What does our work in communities look like?
The Clewer Initiative is founded on the belief that where relationships are strong and where individuals are looking out for their neighbours' welfare it is possible to eliminate slavery.
As a Church of England project, much of our local work begins through dioceses. When we talk about community we mean it in the broadest sense - so our work also extends, sometimes beyond the church, to communities involved with excluded and vulnerable groups such as the homeless, undocumented migrants, people with learning disabilities, vulnerable children etc.
We often refer to our work with communities as the 'Clewer Journey' because it's not about a single event or action, rather an ongoing process defined by the community itself. Our first step is always to engage a champion or leader who is part of or close to the community and able to convene and mobilise people who have the will and motivation to tackle local issues, volunteer or be part of social action project.
The 'journey' follows a broad roadmap where we help to direct, support and facilitate community groups in defining their own path. Rarely are two journeys the same but there are a number of common building blocks:
- Building a local group or network - finding activists with a passion for engaging with the problem.
- Helping the whole community see and understand the problem by awareness raising across all sectors and generations.
- Building co-operation and collaboration between church, community and statutory agencies such as police, housing, social services etc.
- Local action - coming up with a plan that will work for your community.
How do we know it works?
We walk hand in hand along the Clewer Journey with many community projects, providing support through resources, workshops, events, information and joint planning and we see and hear the difference that can be made. Whether it's the story of a single victim who has been able to come forward and find support, a local collaboration to help educate parents and children to raise awareness of the dangers of county lines, or a community that has set about creating a network to help support victims, there are many positive outcomes.

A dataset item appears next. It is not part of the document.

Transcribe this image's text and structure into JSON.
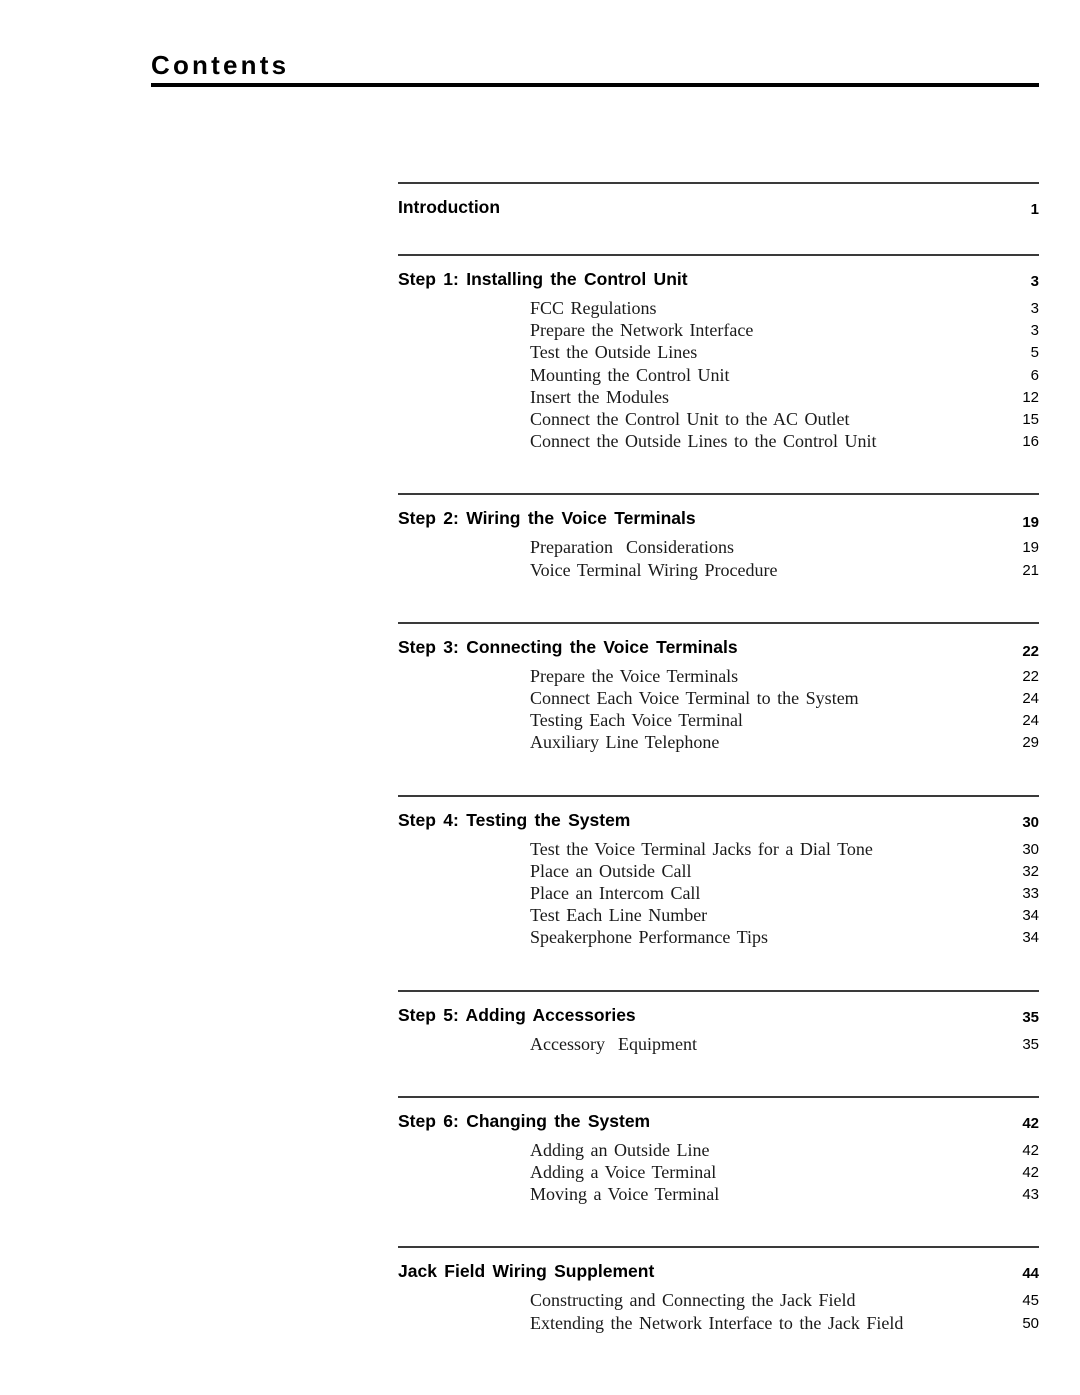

If you want to find out more about how we could support your community to start tackling modern slavery please get in touch: